Minimal art can elicit feedback far beyond artists’ expectations. Paulo Monteiro’s two-gallery exhibition, titled “The Outside of Distance,” serves as an example. Among the works shown at Tomio Koyama Gallery, all produced in the last two years and all untitled, the epitome of Monteiro’s art is a series of small oil-painted wooden blocks running horizontally along the wall.
The ends of each block are painted in colors that contrast with that of their main body: pink and orange juxtaposed with light blue, and so on. They are paintings with minimal composition as much as they are sculptures with little volume — their diminutive stature calls attention to the space they fill. By contrast, a small, thirty-by-forty-centimeter oil on canvas consists of a yellow mound in the lower half apparently applied over a pale blue ground, visible through a single vertical scrape of pigment — an undaub, as it were — balanced by a thick white streak along the top edge. More than their color, form and meaning, the sheer materiality of paint stands out here.

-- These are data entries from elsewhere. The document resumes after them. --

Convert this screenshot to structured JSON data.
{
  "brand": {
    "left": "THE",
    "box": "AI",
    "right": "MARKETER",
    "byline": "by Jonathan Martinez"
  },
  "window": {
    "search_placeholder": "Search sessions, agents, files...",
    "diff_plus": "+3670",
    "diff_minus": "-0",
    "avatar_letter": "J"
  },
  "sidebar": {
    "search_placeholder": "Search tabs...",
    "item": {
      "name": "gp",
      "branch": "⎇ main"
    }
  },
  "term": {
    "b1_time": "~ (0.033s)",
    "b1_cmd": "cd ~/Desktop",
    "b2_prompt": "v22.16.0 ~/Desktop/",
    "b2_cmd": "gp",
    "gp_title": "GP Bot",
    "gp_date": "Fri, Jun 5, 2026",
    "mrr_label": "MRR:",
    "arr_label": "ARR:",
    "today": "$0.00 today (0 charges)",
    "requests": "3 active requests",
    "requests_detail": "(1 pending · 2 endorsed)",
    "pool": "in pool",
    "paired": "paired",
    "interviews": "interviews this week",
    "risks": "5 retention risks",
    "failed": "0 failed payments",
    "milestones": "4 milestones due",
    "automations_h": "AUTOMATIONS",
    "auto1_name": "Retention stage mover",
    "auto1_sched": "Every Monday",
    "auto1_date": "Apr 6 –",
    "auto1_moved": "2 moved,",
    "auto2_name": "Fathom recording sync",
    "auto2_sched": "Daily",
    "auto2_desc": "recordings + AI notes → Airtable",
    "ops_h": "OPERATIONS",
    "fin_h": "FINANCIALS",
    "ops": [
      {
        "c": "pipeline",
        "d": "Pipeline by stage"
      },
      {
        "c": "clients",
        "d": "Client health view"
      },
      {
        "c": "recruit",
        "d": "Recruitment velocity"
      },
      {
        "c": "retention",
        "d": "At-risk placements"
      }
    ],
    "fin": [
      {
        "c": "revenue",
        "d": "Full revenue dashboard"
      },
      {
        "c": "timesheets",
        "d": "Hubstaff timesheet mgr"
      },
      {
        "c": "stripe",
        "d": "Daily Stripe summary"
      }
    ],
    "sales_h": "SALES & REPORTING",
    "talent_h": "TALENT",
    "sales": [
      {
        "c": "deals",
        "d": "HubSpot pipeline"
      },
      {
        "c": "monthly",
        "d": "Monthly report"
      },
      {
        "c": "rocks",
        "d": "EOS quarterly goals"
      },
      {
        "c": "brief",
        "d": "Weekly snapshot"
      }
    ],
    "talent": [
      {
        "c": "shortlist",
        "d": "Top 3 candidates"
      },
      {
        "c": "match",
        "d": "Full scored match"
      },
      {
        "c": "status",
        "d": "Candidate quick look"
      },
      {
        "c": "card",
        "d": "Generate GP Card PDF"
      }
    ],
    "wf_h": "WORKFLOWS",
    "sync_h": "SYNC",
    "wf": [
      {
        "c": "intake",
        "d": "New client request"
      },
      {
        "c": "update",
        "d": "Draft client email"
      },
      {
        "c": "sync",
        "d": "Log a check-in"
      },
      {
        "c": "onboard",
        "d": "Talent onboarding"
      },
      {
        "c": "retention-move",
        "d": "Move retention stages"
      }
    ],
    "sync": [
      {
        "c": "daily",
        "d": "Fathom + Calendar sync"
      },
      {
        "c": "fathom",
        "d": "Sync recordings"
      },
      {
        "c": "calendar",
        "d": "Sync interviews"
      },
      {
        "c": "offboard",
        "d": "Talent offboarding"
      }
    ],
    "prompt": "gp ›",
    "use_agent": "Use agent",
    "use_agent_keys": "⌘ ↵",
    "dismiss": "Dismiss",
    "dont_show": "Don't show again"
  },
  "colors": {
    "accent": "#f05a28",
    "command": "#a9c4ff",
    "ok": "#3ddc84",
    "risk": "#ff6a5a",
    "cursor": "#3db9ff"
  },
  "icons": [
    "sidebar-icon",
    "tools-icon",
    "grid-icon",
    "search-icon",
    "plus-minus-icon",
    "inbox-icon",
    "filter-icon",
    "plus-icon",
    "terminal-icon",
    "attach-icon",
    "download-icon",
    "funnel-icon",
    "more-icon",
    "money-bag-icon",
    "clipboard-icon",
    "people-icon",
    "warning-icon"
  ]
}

Monteiro wields Misako & Rosen’s temporary exhibition space as a compact showroom for works, again untitled, dating from 1990 to 2016. One wall comprises works on paper; painted bronze bars are mounted on another, along with combinations of small canvases and oil-painted wooden bars. The artist has remarked that “distance has outside and inside,” suggesting something unfathomable about the distance between objects. Yet as seemingly abstract and universal as Monteiro’s concept is, these untitled works fit seamlessly into Japan’s diminutive living spaces, in buildings without numbers on streets without names.
by Satoru Nagoya